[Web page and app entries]

>>

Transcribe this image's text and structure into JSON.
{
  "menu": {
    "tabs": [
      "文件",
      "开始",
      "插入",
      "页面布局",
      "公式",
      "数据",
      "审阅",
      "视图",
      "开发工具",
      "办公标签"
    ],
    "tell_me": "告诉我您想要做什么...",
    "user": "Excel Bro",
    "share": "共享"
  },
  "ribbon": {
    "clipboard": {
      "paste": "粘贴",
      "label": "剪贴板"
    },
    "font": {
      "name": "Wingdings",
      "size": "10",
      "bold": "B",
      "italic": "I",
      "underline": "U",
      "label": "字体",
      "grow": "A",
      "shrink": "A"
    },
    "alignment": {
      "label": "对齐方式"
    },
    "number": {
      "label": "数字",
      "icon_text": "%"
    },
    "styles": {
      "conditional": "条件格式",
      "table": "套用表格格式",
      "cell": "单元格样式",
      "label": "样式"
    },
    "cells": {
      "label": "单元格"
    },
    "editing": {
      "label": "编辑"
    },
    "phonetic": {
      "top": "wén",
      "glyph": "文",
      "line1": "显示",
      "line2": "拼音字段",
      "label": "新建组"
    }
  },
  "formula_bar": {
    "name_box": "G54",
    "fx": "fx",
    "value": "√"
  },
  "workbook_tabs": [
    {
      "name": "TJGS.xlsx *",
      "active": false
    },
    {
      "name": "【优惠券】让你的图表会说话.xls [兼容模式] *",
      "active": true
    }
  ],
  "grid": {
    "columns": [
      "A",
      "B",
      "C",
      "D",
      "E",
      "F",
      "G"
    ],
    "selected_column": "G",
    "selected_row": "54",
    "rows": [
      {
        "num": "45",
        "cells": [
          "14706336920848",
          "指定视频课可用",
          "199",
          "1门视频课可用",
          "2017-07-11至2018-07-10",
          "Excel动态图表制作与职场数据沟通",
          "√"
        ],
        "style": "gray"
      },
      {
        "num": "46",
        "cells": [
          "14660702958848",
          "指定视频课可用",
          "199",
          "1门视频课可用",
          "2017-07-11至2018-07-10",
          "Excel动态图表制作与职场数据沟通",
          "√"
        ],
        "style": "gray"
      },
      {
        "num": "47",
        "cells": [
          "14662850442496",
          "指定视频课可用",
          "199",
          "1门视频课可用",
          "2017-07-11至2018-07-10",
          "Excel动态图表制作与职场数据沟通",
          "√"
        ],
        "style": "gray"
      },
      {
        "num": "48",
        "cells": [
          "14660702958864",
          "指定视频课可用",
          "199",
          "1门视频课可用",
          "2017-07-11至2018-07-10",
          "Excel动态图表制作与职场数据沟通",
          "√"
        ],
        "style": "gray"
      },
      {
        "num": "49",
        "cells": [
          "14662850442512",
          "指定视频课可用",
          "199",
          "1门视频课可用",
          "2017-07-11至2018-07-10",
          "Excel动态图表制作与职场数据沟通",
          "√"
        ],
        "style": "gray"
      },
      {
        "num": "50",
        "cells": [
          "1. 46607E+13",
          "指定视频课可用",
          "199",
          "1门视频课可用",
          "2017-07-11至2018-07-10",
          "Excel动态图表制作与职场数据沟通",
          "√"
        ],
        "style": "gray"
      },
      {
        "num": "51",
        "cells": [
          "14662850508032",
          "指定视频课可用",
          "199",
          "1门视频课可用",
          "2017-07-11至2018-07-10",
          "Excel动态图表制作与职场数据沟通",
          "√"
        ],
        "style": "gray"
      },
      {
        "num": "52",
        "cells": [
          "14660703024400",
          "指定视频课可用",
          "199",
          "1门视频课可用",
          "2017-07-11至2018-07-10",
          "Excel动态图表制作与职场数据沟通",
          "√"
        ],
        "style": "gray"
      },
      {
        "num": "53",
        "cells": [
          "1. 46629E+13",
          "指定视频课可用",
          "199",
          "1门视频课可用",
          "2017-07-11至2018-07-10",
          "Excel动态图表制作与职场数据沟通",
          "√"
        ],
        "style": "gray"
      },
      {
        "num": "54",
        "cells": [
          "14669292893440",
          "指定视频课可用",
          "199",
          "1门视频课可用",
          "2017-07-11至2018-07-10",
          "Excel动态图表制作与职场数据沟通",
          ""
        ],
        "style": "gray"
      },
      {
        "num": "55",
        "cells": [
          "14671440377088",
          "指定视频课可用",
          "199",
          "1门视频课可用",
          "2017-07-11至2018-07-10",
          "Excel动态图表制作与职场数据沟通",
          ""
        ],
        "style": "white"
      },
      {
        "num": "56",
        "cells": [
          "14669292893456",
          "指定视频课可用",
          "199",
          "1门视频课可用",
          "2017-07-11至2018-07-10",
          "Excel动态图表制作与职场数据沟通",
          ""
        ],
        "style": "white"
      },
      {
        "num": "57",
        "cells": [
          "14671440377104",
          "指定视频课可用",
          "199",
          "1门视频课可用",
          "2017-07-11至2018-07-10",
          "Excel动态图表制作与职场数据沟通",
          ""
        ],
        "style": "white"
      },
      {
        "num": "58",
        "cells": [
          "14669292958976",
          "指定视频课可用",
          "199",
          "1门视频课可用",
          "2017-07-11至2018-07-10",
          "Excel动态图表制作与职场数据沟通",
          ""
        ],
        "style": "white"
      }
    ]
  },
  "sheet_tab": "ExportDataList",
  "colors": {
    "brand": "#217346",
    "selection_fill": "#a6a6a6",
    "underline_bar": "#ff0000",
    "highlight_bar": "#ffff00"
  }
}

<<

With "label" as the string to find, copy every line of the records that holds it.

      "label": "剪贴板"
      "label": "字体",
      "label": "对齐方式"
      "label": "数字",
      "label": "样式"
      "label": "单元格"
      "label": "编辑"
      "label": "新建组"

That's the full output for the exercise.